European brake component market: varying consumer preferences will test manufacturers' flexibility

Mature European markets are currently experiencing a shift in preference towards brake pad and disc technology. Conversely, drum and shoe systems remain popular in less developed regions such as Eastern Europe. Producers of brake parts need to remain alert to changes in the brake systems desired by motorists.

Due to the recent economic instability that has been felt throughout most of Europe, people are more carefully considering the cost implications of running a vehicle, particularly with regards to where savings can be made. As a result, motorists are looking at their cars as a long-term financial investment, and there is a resulting trend towards switching to smaller vehicles so as to benefit from improved efficiency.

Such behavior will lead to older cars being removed from usage, thus taking their older brake technologies of shoes and drums with them.
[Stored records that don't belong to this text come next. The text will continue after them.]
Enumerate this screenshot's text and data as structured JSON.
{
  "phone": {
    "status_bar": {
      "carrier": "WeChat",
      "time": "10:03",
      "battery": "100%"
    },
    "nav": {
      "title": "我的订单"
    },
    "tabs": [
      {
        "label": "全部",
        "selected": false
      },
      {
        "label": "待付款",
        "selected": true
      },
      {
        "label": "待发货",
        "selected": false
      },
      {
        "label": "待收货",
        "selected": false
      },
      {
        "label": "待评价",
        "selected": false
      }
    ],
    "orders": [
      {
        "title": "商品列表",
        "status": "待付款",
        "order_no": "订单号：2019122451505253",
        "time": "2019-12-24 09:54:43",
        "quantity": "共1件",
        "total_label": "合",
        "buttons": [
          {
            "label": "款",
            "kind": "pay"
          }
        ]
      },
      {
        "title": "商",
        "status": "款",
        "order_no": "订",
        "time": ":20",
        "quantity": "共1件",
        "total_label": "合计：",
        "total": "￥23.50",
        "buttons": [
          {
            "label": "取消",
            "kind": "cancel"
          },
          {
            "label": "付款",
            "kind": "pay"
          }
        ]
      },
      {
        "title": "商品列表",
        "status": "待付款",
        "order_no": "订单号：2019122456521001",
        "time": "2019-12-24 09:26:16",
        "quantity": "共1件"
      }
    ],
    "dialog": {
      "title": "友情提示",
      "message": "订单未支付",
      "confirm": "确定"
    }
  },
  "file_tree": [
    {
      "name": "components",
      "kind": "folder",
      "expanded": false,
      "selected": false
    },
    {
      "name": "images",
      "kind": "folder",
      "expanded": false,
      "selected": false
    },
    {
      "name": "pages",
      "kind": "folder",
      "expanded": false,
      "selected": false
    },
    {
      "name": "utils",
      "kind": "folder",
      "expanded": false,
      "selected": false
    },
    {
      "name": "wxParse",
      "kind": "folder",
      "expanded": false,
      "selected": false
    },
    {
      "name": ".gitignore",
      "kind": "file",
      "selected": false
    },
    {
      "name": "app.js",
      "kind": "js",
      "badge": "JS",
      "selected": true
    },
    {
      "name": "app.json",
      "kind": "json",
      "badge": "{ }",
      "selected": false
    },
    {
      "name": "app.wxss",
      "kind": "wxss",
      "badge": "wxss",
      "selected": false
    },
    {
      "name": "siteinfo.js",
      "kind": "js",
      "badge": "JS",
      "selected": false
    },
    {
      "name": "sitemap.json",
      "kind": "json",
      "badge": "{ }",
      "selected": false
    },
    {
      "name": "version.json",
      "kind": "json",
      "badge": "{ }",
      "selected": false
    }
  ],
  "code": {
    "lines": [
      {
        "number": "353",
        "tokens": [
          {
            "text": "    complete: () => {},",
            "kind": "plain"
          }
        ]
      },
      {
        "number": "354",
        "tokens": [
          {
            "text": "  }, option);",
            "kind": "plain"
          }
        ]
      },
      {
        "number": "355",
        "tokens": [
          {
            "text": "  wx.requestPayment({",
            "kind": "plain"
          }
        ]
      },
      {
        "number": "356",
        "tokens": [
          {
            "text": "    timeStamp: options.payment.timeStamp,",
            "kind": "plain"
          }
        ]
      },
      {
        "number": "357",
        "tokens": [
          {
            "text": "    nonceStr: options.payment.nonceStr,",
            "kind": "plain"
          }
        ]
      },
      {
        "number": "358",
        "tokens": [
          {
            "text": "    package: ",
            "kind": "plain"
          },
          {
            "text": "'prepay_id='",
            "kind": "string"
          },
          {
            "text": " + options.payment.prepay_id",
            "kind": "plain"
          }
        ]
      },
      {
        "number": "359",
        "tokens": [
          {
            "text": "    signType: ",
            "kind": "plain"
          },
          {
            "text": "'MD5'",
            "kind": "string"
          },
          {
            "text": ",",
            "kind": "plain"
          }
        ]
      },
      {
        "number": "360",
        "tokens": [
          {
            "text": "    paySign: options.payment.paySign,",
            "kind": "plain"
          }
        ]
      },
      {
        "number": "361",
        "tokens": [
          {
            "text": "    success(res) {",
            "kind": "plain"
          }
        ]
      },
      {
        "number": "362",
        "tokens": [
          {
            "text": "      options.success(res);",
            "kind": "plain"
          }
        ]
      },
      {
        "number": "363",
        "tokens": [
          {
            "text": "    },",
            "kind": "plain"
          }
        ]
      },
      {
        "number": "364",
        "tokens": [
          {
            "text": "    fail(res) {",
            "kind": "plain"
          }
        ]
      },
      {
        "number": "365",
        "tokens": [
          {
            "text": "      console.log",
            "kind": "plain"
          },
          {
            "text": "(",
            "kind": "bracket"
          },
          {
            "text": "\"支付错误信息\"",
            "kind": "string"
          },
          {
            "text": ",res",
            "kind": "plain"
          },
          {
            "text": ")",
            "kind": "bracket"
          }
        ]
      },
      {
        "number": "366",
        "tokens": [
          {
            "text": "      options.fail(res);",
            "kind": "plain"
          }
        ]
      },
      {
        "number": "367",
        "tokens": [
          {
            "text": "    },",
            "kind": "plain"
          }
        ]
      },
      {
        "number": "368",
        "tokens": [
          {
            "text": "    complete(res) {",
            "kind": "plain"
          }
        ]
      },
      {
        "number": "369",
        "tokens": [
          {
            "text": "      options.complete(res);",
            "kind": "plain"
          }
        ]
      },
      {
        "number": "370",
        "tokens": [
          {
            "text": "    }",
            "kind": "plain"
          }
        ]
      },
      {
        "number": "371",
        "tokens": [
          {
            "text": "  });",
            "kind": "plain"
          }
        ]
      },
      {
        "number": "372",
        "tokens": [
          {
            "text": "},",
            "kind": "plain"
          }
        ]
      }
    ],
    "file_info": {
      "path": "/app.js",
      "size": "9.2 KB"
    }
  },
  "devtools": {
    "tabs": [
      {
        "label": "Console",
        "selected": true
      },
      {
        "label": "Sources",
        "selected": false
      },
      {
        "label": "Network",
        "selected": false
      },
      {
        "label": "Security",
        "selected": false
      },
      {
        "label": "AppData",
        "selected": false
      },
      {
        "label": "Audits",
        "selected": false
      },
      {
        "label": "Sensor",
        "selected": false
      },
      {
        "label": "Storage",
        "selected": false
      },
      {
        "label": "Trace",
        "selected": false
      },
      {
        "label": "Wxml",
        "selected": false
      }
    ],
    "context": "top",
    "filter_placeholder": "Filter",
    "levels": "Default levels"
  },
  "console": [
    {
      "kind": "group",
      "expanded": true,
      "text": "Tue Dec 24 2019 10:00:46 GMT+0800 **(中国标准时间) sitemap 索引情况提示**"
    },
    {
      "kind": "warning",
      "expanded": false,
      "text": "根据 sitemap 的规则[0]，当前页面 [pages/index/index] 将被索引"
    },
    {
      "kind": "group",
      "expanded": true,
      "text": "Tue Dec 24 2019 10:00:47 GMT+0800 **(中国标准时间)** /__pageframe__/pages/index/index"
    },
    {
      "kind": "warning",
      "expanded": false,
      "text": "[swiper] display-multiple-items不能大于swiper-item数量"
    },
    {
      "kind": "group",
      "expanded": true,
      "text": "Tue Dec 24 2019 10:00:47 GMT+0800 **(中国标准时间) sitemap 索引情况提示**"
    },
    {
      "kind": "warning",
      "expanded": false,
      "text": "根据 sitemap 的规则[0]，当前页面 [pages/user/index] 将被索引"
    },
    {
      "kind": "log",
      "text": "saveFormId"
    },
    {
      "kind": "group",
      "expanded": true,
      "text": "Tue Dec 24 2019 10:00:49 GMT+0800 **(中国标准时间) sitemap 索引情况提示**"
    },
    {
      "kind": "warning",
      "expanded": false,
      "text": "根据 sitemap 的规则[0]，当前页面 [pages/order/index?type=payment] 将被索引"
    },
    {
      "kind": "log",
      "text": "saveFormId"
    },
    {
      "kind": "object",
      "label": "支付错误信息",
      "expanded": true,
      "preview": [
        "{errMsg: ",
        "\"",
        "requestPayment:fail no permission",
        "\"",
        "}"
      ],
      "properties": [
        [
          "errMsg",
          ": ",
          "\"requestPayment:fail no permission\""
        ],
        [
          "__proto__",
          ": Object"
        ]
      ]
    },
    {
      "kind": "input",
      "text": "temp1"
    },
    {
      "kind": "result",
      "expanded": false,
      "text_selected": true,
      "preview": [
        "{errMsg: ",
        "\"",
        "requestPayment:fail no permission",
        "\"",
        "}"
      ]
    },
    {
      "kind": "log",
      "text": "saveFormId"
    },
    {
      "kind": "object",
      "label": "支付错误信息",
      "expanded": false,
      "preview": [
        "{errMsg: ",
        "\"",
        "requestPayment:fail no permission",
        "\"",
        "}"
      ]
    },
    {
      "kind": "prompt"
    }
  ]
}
The aftermarket for these components will be affected in that there will naturally be less demand. It is forecasted that the brake shoe and drum markets in the leading five countries will have contracted by around 8% each by 2015. That said, this will largely be offset by an anticipated rise in the need for brake pads and discs to replace them.

Manufacturers will start to see geographical hotbeds emerging depending on the parts they produce as the car parc age in different countries changes and preferences for different brake systems evolve. This will aid manufacturers of each brake part type in that they will be able to better focus production and supply on the markets that use their components.

Alternatively, those who supply markets where demand for their components is dwindling, such as drums and shoes, could consider product diversification should they wish to continue their presence in these countries. In addition, brake pad and disc manufacturers would need to address any challenges surrounding increased production capacity in anticipation of higher sales volumes.

Until technology develops further still in terms of the potential introduction of electronic vehicles, there will continue to be a need for hydraulic brake systems of one sort or another. It is just that producers will need to be mindful of changes in consumer preferences in order to keep up with the evolution of brake components in different markets.